[Saved data entries]
########################################

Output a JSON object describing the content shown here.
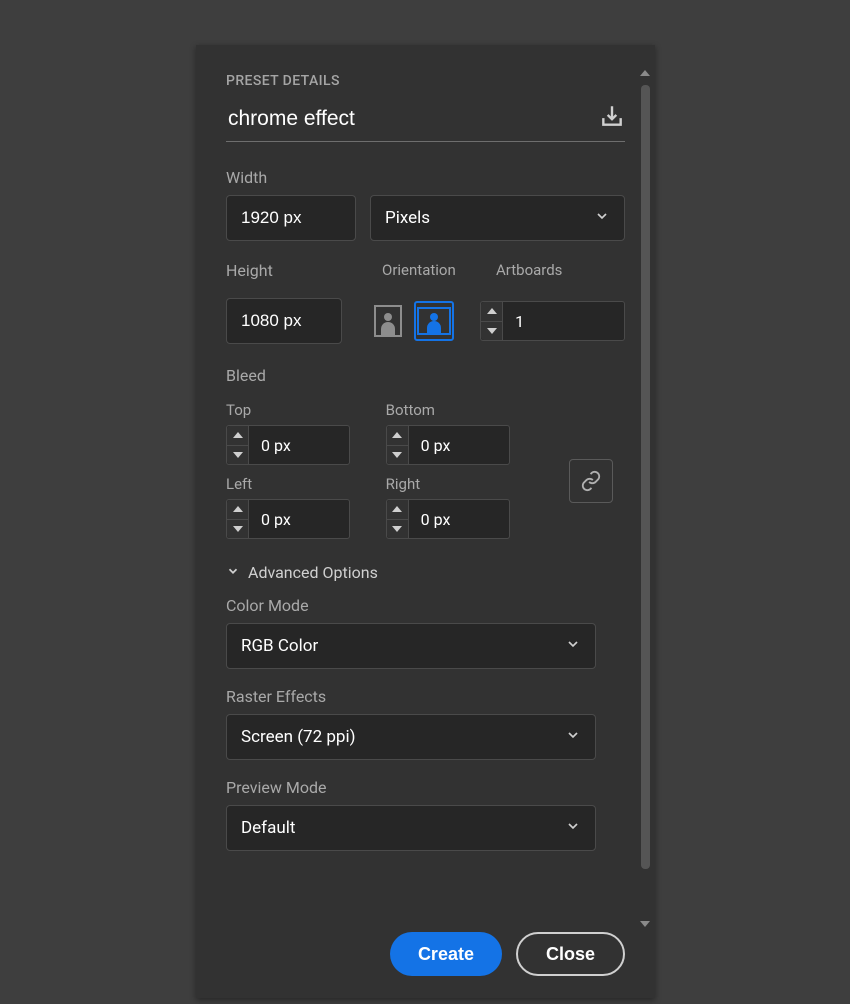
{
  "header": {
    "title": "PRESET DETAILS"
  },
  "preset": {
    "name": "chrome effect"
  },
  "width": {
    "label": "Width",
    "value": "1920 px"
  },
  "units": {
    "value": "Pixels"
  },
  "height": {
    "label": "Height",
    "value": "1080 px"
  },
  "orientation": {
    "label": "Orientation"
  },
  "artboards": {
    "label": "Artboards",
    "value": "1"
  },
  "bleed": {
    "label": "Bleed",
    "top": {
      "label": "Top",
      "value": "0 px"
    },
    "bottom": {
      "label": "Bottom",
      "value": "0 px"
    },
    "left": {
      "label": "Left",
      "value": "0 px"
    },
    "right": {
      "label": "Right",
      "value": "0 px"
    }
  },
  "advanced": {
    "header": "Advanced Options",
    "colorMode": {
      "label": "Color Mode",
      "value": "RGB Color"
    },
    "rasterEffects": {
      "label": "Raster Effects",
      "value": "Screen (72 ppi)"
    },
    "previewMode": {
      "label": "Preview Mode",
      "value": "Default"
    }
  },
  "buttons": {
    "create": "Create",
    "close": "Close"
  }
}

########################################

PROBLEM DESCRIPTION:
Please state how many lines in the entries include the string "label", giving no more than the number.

EXERCISE ANSWER:
12